The NY TIMES
MORE than 1,700 prisoners in California, many of whom are in maximum isolation units, have gone on a hunger strike. The protest began with inmates in the Security Housing Unit at Pelican Bay State Prison. How they have managed to communicate with each other is anyone’s guess — but their protest is everyone’s concern. Many of these prisoners have been sent to virtually total isolation and enforced idleness for no crime, not even for alleged infractions of prison regulations. Their isolation, which can last for decades, is often not explicitly disciplinary, and therefore not subject to court oversight. Their treatment is simply a matter of administrative convenience.
Solitary confinement has been transmuted from an occasional tool of discipline into a widespread form of preventive detention. The Supreme Court, over the last two decades, has whittled steadily away at the rights of inmates, surrendering to prison administrators virtually all control over what is done to those held in “administrative segregation.” Since it is not defined as punishment for a crime, it does not fall under “cruel and unusual punishment,” the reasoning goes.
As early as 1995, a federal judge, Thelton E. Henderson, conceded that so-called “supermax” confinement “may well hover on the edge of what is humanly tolerable,” though he ruled that it remained acceptable for most inmates. But a psychiatrist and Harvard professor, Stuart Grassian, had found that the environment was “strikingly toxic,” resulting in hallucinations, paranoia and delusions. In a “60 Minutes” interview, he went so far as to call it “far more egregious” than the death penalty.
Officials at Pelican Bay, in Northern California, claim that those incarcerated in the Security Housing Unit are “the worst of the worst.” Yet often it is the most vulnerable, especially the mentally ill, not the most violent, who end up in indefinite isolation. Placement is haphazard and arbitrary; it focuses on those perceived as troublemakers or simply disliked by correctional officers and, most of all, alleged gang members. Often, the decisions are not based on evidence. And before the inmates are released from the barbarity of 22-hour-a-day isolation into normal prison conditions (themselves shameful) they are often expected to “debrief,” or spill the beans on other gang members.
The moral queasiness that we must feel about this method of extracting information from those in our clutches has all but disappeared these days, thanks to the national shame of “enhanced interrogation techniques” at Guantánamo. Those in isolation can get out by naming names, but if they do so they will likely be killed when returned to a normal facility. To “debrief” is to be targeted for death by gang members, so the prisoners are moved to “protective custody” — that is, another form of solitary confinement.

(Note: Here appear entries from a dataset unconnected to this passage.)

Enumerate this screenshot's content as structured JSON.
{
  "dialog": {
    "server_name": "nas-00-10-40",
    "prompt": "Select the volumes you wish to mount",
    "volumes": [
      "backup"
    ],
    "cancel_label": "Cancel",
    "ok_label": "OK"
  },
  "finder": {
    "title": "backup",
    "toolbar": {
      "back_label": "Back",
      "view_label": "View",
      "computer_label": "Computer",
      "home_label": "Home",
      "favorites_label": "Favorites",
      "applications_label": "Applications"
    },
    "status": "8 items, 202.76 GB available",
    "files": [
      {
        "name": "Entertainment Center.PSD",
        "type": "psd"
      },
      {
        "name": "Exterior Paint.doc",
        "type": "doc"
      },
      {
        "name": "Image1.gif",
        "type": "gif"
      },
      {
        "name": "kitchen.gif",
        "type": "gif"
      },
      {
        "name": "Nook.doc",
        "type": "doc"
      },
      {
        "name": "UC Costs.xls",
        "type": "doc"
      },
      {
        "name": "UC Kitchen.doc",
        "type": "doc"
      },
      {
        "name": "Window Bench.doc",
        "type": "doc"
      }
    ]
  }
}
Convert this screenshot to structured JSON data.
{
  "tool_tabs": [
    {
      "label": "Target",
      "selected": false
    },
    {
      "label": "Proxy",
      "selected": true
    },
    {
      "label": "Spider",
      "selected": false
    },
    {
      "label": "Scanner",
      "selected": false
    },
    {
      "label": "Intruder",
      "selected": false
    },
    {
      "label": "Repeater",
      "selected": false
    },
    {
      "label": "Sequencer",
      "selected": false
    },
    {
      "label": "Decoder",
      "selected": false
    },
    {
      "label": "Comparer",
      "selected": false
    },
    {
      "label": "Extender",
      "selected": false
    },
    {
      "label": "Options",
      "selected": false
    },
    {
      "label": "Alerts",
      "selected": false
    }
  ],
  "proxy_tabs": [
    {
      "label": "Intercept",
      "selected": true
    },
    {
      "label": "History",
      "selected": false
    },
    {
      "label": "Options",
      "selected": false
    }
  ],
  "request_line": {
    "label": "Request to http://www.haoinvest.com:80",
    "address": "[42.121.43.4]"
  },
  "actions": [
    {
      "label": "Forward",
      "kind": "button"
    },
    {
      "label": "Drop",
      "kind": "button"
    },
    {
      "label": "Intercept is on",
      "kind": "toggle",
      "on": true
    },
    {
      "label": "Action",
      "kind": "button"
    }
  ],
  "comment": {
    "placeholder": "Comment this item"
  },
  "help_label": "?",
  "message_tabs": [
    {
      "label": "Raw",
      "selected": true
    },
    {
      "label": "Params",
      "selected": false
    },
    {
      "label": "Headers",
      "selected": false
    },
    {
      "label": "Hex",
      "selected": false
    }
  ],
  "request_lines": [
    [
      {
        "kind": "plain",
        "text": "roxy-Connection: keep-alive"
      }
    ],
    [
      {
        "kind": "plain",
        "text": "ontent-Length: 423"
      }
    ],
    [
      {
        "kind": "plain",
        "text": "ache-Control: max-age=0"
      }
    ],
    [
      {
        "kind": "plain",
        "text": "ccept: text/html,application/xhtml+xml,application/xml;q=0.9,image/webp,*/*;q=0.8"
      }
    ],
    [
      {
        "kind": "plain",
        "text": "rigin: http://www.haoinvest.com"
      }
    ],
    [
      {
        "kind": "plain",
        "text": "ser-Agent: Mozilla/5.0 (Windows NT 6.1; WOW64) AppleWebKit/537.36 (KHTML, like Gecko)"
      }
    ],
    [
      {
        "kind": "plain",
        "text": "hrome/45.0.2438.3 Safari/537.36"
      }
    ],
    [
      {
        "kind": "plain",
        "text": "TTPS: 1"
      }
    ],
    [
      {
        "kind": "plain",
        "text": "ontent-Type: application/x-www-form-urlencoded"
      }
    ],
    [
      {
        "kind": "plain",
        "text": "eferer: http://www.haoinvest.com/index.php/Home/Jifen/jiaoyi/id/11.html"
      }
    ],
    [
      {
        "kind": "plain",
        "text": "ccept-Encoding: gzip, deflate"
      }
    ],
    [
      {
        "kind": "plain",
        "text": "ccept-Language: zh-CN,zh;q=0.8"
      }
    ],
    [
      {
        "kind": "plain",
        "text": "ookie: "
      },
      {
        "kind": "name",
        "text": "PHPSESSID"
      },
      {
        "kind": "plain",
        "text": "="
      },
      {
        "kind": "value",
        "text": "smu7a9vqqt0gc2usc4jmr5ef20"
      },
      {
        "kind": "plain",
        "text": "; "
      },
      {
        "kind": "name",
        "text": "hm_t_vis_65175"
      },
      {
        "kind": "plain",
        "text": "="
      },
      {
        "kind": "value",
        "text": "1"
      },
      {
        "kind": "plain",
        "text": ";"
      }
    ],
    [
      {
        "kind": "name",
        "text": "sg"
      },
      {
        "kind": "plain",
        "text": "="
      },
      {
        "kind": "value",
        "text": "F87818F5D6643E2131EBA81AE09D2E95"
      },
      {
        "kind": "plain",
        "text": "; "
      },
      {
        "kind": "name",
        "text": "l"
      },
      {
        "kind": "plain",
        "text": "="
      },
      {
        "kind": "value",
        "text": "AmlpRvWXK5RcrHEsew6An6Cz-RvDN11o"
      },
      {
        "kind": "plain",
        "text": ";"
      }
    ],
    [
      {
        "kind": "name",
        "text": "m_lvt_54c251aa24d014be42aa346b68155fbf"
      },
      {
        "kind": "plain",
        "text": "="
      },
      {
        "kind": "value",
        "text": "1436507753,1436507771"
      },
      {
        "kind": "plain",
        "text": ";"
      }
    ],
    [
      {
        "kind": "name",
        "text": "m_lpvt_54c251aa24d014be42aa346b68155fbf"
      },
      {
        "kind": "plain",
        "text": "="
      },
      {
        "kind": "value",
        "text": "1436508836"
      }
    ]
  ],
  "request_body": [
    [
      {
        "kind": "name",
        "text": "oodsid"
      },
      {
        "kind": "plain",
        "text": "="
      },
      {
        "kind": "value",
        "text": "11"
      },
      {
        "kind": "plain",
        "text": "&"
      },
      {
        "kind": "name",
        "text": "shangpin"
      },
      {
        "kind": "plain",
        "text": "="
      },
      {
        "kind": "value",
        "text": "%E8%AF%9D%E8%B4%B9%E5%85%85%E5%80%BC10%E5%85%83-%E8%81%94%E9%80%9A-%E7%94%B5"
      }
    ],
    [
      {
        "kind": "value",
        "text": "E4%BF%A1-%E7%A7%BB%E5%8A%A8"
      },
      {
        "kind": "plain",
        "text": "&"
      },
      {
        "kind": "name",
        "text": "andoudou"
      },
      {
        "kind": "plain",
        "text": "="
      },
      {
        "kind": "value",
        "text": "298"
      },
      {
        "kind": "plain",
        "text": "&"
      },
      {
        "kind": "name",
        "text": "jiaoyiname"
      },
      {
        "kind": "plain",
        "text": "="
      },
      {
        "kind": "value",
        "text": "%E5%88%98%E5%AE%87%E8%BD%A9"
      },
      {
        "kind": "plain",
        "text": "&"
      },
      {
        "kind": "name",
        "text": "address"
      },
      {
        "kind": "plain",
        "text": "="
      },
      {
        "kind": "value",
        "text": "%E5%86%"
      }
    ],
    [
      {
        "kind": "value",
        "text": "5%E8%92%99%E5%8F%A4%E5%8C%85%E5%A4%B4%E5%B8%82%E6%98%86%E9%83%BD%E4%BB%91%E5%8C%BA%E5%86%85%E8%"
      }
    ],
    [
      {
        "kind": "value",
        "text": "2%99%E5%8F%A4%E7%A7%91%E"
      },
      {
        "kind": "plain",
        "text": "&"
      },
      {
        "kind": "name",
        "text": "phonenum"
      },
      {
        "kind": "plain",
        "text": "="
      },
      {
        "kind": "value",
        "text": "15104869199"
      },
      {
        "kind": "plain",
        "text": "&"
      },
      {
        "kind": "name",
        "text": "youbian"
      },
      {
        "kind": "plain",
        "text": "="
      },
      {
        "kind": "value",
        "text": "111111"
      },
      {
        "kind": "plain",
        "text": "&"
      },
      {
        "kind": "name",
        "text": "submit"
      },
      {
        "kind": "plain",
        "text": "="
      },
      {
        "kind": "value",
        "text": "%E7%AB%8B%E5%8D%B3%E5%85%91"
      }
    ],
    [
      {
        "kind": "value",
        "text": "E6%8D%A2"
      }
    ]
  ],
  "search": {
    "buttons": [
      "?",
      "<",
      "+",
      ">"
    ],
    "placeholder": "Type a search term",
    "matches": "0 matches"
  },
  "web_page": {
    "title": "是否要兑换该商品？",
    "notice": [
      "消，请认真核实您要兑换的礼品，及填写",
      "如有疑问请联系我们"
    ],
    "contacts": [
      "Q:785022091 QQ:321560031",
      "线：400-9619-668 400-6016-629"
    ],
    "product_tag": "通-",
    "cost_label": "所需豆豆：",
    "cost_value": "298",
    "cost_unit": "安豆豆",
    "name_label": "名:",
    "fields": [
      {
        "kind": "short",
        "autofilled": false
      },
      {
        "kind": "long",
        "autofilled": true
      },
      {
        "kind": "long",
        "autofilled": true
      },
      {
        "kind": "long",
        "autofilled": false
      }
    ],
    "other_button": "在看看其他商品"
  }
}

Who is the Colorado Criminal Justice Reform Coalition?
Our chief areas of interest include drug policy reform, women in prison, racial injustice, the impact of incarceration on children and families, the problems associated with re-entry and stopping the practice of using private prisons in our state.
If you would like to be involved please go to our website and become a member.
Tuesday, July 19, 2011
The NY TIMES